Fewer images is usually better. Most people fill their presentations with useless images (I’ll talk about that more next time), just so they can keep turning the page and reading their notes below each screen. Most people are also not graphic designers, so their slides come across as amateur and need explaining. Good designers keep it simple and go for impact. See this talk by Richard Titus and this one by the incomparable Tom Wujec – note how crisp and well done their slides are. These people really put the energy into enhancing their talk visually and focus on the progression of their ideas and maintaining communication with the audience. A good rule is: no more than one slide for every 2 minutes of talking. On the other hand, in my recent talk, I showed over 120 slides in 55 minutes, and my screen changed about every 20 seconds. But this is very difficult to pull off. I have a reason for doing it, and I’ve put over 1,000 hours into my talk, so this is an advanced approach to keynote speaking.
Don’t explain your slides. Let your slides follow behind your voice, illustrating what you have just said. If you are going to present a list of 5 bullet-point items, have each one appear just after you say it.
Present meaningful data meaningfully. If you haven’t read all of Edward Tufte’s books, please do that now, before reading on. Go ahead. I’ll wait.

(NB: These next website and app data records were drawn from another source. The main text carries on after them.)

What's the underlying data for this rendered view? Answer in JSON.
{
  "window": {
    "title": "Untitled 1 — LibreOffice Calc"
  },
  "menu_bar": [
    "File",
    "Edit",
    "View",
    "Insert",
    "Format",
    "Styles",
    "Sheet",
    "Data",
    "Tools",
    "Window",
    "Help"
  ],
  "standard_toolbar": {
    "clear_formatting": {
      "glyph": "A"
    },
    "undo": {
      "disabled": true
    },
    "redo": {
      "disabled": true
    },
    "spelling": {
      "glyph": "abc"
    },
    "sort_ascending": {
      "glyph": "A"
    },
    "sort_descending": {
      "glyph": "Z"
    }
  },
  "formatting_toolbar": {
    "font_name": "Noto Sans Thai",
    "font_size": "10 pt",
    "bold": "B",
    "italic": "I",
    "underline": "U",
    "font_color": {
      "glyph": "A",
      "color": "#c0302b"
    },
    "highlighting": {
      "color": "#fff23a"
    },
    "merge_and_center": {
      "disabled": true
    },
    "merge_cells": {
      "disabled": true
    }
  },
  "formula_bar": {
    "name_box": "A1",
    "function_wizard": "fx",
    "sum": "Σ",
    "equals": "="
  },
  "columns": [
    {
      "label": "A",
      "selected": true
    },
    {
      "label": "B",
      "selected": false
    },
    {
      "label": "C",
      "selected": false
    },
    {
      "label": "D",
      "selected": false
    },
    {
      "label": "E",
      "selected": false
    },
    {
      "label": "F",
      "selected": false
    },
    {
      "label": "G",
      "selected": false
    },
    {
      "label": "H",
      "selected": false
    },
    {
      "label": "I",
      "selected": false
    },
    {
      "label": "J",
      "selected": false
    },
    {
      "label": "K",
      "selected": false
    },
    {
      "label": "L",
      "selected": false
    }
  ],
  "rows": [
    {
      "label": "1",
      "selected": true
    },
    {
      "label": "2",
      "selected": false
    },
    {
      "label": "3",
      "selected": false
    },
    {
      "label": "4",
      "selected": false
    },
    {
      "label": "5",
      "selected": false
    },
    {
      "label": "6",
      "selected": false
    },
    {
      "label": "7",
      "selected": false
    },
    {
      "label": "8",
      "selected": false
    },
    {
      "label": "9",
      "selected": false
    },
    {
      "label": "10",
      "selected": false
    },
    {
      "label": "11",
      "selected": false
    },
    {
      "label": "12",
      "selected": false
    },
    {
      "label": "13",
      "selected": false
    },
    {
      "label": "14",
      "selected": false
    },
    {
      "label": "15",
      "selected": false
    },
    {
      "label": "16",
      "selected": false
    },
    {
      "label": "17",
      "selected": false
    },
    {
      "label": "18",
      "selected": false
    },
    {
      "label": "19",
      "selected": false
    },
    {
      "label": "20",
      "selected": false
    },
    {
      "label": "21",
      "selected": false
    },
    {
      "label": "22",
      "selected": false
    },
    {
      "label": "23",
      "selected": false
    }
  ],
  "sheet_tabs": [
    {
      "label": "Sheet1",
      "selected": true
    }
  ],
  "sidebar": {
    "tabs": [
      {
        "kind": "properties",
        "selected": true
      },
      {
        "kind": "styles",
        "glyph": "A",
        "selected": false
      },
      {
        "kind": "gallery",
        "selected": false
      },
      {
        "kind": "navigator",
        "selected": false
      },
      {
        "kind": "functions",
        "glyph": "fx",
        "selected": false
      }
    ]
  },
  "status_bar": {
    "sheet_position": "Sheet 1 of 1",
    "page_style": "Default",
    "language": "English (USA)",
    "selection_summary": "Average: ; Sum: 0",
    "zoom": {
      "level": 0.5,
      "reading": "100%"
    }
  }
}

Are you back? Here’s a good example of a slide that will engage your audience:
You can talk about the information in this slide and keep your audience’s attention, because you have an important point to make and you’re showing the data to back it up. On the other hand, the slide below is a terrible example from the same presentation, and this kind of thing is all too common today:
Your visuals must not draw attention away. In 1932, Beatrice Warde wrote a seminal essay on typography called The Crystal Goblet. I highly recommend you read it. The idea is that type should support the message, rather than call attention to itself. Edward Tufte has written a book on this effect for presentations (here’s a summary). Today, many people have discovered Keynote’s and PowerPoint’s ability to wipe, fade, zip, turn, and twist from page to page, and it seems that cool-transition mania is spreading faster than the Fed can print money. Don’t even think of using Prezi or some other cool, whiz-bang presentation tool. Don’t use 3D unless you absolutely need it to make your point!
People get bored quickly. Engage them. Ask them questions. Get them to work on your (or, even better: their) problem with you. Take them on a journey. Don’t tell them everything. Leave them wanting …
Next: What to Illustrate